* EXERCISE BRIEF *
Search the data below for the word "name" and report how many lines contain it. Nothing but the number is needed.

* SUPPLIED MATERIAL *
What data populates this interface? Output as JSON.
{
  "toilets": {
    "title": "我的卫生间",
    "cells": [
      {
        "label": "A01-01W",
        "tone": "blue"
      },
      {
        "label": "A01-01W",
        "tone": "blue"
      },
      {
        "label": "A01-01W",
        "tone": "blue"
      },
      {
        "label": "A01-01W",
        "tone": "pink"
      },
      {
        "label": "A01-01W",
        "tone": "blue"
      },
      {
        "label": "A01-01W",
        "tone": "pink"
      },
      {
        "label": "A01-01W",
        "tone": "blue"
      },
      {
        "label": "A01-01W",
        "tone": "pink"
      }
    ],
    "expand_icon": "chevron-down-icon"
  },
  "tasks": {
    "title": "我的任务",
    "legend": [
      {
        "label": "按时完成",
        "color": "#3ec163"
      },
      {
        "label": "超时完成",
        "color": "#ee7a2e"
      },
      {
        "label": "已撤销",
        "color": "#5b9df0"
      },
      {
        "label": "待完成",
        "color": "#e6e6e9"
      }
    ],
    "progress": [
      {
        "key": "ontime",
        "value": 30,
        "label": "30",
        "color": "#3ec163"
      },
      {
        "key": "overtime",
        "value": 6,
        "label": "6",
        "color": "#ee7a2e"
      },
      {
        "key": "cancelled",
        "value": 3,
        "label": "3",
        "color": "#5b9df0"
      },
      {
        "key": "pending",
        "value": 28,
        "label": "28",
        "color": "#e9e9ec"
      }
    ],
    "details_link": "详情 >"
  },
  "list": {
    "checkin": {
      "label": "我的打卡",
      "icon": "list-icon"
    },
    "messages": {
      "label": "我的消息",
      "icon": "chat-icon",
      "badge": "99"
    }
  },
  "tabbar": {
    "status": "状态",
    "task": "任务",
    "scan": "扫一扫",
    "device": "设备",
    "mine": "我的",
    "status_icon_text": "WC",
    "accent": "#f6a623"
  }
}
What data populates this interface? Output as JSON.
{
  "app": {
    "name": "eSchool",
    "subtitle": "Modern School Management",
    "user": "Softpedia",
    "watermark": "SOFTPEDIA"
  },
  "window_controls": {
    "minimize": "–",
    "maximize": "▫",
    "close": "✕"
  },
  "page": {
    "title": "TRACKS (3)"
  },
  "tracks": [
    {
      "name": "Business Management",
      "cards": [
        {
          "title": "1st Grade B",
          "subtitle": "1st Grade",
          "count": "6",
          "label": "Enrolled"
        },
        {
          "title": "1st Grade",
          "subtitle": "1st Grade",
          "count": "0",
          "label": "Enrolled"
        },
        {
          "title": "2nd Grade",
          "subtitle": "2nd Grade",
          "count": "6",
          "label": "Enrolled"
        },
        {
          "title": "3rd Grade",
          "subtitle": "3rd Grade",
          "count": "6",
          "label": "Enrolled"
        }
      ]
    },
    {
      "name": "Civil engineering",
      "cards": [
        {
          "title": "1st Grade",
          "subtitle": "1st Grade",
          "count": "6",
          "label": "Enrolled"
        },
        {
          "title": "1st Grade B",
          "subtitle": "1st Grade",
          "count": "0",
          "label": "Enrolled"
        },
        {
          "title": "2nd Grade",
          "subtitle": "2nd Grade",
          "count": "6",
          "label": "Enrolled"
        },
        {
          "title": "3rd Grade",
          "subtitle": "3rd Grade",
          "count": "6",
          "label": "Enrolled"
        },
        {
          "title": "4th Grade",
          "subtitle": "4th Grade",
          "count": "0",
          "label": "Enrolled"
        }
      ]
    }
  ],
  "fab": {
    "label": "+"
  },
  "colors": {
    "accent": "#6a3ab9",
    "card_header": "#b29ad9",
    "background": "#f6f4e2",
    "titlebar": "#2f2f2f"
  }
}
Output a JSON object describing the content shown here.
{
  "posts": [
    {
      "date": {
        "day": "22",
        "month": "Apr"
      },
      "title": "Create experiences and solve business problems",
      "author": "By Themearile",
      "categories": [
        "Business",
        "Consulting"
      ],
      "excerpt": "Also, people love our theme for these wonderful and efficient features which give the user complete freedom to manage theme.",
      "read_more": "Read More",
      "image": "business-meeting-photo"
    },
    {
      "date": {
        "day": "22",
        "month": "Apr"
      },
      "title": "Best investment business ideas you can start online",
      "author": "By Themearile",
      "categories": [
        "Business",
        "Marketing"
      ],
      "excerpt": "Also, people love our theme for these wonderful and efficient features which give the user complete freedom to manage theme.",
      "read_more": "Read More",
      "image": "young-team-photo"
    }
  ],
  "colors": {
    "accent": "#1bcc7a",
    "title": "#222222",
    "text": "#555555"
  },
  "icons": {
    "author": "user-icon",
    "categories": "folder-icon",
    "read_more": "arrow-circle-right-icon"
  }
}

* SOLUTION TO THIS TASK *
3